Unfortunately, considering the overheating, my inclination is that you're more likely to need a cylinder head than any of the minor repairs I've suggested. But the only way to find out is to check the cooling system, compression, and crank sensor.
Posted on Oct 15, 2010
SOURCE: Got emission codes of P2187
The code p2189 and p2187 signifies that air/fuel mixture too lean on both cylinder banks which in turn generates excessive emissions = failed inspection.
What can cause a lean mixture:
- Incorrect main charge signal
- Intake air system leaking
- Fuel pressure too low
- Volume supply of fuel pump too low
- Mechanical fault in injectors
- PCV valve leaks
- Leaks in exhaust system
- EVAP canister purge valve mechanically faulty (hangs open)
All these must be checked to correct the problem
Posted on Nov 23, 2010
Tips for a great answer:
Oct 12, 2016 | 2008 Hyundai Santa Fe GLS
on Oct 24, 2013 | Hyundai Cars & Trucks
Jun 17, 2016 | 2008 Hyundai Santa Fe
Apr 09, 2015 | 2004 Hyundai Santa Fe
May 19, 2014 | 2008 Hyundai Accent
Apr 17, 2014 | 2008 Hyundai Santa Fe
Feb 06, 2011 | 2007 Hyundai Santa Fe Limited
Mar 04, 2010 | 2002 Hyundai Santa Fe

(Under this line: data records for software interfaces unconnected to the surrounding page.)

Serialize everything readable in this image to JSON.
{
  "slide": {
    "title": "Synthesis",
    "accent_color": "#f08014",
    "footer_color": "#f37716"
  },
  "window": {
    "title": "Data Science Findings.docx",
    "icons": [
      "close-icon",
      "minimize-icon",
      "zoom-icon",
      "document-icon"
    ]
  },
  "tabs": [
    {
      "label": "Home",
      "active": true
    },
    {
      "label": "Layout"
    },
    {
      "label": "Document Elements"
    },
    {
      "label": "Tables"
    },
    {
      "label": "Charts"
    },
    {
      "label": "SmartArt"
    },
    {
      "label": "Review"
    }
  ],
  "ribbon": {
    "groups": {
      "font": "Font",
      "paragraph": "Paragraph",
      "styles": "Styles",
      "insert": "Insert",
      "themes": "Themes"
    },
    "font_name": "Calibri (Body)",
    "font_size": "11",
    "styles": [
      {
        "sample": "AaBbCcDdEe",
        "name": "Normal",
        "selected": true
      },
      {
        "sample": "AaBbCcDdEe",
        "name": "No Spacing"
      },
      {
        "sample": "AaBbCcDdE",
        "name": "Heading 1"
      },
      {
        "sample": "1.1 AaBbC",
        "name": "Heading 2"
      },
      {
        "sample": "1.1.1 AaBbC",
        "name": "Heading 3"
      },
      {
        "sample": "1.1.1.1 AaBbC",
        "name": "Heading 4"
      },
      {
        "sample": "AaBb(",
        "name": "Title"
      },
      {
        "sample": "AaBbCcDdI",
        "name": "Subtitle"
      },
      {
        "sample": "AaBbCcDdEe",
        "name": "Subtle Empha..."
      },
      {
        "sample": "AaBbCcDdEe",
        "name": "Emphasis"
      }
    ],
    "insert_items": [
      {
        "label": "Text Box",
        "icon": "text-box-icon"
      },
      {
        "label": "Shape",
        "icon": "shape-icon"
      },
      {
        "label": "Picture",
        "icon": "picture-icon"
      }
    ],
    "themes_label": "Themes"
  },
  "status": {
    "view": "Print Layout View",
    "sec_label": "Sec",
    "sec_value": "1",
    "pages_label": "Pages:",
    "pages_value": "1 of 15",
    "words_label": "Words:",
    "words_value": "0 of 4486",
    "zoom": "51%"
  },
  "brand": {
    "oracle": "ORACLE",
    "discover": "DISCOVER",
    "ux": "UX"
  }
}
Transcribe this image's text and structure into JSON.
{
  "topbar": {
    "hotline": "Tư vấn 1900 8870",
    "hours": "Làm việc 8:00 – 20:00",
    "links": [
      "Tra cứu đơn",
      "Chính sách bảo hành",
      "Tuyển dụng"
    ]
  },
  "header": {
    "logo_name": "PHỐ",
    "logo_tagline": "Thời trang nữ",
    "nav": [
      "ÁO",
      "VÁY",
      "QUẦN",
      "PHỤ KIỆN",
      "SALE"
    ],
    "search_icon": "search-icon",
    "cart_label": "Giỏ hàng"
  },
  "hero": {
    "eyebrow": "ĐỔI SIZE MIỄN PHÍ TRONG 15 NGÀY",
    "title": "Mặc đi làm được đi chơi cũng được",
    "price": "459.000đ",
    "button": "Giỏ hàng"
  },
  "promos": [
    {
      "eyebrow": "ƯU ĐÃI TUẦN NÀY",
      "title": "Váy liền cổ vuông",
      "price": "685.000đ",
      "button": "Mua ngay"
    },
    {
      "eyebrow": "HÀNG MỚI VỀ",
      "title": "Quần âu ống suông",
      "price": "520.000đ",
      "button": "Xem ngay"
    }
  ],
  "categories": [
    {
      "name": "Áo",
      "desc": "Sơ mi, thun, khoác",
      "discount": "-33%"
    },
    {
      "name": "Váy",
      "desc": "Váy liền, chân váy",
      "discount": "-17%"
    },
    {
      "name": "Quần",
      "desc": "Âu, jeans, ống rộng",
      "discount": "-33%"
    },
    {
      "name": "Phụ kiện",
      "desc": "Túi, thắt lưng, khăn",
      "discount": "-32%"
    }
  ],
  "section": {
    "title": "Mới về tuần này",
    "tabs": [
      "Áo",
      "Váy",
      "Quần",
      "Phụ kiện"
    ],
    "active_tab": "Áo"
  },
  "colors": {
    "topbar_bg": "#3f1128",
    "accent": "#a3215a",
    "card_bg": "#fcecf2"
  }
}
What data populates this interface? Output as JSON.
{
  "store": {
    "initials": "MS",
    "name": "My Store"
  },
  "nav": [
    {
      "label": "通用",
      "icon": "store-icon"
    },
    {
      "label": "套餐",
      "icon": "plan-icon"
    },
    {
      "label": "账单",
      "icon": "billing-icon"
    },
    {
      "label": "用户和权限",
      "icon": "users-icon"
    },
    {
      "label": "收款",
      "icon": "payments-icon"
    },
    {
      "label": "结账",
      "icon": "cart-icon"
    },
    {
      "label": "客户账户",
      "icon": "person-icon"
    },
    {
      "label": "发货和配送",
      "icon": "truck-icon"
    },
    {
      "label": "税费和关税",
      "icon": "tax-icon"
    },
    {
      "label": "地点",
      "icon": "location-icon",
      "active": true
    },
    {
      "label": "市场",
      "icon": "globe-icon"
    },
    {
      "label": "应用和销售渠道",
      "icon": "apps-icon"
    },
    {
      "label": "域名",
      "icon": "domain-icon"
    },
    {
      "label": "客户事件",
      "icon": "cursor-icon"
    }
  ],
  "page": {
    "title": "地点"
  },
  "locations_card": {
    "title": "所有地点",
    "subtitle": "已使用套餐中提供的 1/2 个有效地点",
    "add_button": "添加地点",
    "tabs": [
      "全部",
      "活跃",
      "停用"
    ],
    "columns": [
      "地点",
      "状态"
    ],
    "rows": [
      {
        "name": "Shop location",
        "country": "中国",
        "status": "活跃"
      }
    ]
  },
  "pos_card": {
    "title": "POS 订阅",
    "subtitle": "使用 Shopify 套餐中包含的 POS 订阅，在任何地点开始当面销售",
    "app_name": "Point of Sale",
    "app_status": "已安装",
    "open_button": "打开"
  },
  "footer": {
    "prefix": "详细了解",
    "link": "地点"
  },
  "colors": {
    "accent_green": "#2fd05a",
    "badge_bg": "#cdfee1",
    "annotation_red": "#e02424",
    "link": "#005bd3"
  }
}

59 people viewed this question
Usually answered in minutes!
Step 2: Please assign your manual to a product: